RECORDS SUPPLIED
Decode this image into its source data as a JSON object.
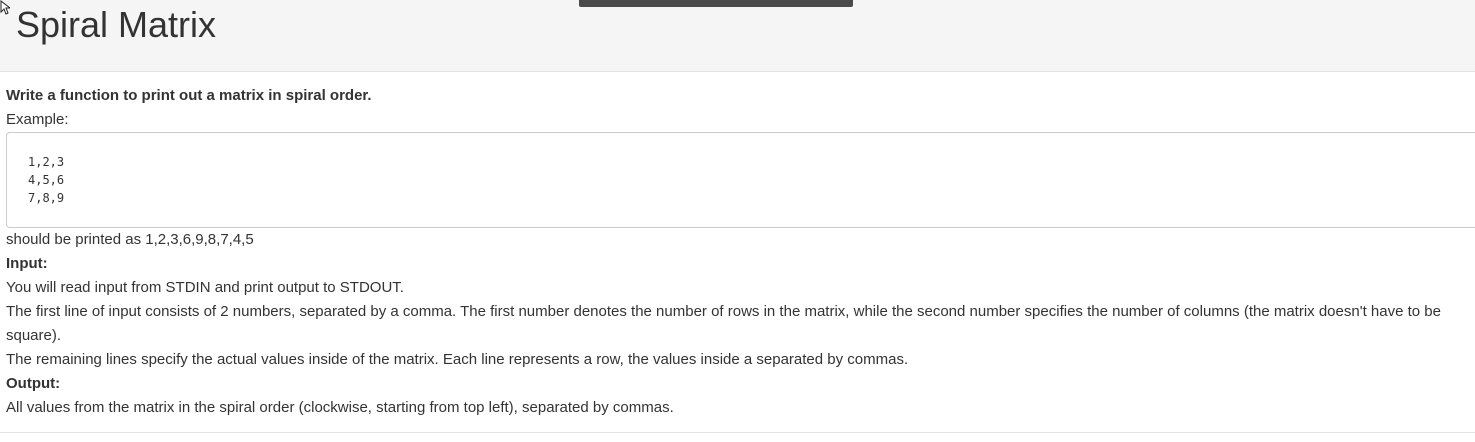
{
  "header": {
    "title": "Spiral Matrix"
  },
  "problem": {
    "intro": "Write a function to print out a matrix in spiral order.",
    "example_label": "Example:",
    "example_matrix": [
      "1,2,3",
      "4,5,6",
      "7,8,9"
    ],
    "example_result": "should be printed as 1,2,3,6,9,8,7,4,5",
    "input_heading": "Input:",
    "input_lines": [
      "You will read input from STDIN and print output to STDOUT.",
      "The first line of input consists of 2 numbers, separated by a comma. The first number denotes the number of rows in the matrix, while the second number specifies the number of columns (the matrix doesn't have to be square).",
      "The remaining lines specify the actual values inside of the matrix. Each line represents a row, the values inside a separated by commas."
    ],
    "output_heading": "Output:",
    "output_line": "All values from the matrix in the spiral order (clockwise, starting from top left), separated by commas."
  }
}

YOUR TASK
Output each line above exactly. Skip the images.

SOLUTION TO THIS TASK
Decode this image into its source data as a JSON object.
{
  "header": {
    "title": "Spiral Matrix"
  },
  "problem": {
    "intro": "Write a function to print out a matrix in spiral order.",
    "example_label": "Example:",
    "example_matrix": [
      "1,2,3",
      "4,5,6",
      "7,8,9"
    ],
    "example_result": "should be printed as 1,2,3,6,9,8,7,4,5",
    "input_heading": "Input:",
    "input_lines": [
      "You will read input from STDIN and print output to STDOUT.",
      "The first line of input consists of 2 numbers, separated by a comma. The first number denotes the number of rows in the matrix, while the second number specifies the number of columns (the matrix doesn't have to be square).",
      "The remaining lines specify the actual values inside of the matrix. Each line represents a row, the values inside a separated by commas."
    ],
    "output_heading": "Output:",
    "output_line": "All values from the matrix in the spiral order (clockwise, starting from top left), separated by commas."
  }
}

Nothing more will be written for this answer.